When an HDMI or DisplayPort monitor or TV is connected to a board, the board reads a small file called the EDID or Extended Display Identification Data from the display. The EDID provides information such as supported colors, resolutions, frequencies, and scan zones.
The board will check the list and try to find the first compatible mode based on this EDID data. This requires that the board be capable of generating a clock signal that it is able to use to synchronize with the display’s clock signal.
SBCs are more limited than full-blown GPUs in being able to generate arbitrary frequency clock signals so only certain major resolutions are well supported. Other resolutions are not well tested and may require some special clock generation strategy that varies depend on the specific implementation. Some clock frequencies might not be supported at all.
If you get no video and the board has booted, it is probably due to this issue. To help us improve our software, please report your monitor’s information to us so we can test these special modes and try to add support in the software.
To get the EDID file location of your monitor, run
find /sys -iname edid. Copy the file to your home directory
sudo cp EDID_FILE_PATH ~/edid and run
xxd edid to dump the file as hex so you can post it.
To decode EDID, we recommend using edid-decode command, which will present a human readable breakdown.

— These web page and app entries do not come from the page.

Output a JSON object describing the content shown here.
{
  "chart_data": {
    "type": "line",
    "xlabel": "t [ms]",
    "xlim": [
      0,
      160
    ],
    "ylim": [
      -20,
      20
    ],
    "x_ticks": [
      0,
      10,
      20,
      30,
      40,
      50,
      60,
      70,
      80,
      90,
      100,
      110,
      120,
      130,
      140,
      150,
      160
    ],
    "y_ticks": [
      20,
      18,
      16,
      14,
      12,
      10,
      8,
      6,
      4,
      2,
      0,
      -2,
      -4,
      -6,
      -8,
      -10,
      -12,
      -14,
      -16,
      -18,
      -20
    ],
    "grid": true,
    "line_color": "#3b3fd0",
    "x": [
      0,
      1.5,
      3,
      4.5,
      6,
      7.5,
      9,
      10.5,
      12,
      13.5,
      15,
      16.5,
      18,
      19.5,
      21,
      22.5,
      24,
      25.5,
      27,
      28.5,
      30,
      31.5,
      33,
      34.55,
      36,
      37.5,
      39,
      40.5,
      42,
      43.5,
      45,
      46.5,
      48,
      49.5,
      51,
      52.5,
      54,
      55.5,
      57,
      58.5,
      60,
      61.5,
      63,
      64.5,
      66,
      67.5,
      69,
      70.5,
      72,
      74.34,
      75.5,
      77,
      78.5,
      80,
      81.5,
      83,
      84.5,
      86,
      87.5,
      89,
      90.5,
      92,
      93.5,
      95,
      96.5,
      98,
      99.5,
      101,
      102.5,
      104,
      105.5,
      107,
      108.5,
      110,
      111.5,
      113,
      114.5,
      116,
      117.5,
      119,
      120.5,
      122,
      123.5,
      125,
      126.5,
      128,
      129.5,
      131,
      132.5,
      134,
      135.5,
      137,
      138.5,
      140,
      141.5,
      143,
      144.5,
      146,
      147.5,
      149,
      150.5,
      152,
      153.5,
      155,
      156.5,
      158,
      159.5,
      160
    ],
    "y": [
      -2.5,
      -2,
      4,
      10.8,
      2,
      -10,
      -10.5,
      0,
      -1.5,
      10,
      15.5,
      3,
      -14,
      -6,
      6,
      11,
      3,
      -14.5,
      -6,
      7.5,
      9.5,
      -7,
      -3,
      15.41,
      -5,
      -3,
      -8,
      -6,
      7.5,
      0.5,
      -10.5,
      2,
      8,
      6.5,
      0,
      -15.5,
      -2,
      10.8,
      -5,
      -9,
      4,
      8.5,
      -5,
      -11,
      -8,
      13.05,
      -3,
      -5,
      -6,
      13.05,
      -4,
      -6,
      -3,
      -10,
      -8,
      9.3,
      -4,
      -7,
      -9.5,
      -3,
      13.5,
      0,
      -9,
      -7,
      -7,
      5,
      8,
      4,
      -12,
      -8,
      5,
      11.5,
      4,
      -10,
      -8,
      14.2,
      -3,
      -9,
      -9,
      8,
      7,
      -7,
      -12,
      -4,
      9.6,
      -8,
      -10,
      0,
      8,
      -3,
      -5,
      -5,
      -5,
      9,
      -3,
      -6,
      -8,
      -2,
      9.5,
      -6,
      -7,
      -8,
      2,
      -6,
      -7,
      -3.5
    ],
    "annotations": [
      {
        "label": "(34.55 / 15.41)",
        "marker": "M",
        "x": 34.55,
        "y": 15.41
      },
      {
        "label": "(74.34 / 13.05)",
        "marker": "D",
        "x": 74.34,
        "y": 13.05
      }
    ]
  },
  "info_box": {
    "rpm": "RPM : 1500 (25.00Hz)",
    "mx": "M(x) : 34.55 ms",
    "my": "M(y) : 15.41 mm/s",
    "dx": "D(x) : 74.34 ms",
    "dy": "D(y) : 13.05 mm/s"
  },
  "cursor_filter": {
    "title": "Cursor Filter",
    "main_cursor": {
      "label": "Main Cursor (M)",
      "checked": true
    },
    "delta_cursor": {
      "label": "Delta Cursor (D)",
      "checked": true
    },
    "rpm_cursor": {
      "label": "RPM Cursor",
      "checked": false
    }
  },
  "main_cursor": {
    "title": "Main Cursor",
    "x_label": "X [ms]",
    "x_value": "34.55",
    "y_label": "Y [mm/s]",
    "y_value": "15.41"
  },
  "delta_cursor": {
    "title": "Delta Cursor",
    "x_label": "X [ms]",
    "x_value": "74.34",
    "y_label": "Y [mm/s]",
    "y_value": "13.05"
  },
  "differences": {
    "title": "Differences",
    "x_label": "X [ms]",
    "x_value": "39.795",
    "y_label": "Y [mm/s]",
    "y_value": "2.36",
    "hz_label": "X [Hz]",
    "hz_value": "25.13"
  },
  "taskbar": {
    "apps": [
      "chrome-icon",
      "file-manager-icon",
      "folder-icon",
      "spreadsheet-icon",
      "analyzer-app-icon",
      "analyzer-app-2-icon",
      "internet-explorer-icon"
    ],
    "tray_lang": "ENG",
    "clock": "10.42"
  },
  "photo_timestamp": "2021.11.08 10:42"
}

The parse-edid command also works but the EDID file needs to be piped into stdin and it has more limited parsing tables than edid-decode.
Since these are board/SoC specific, please use the following threads to report your monitor information.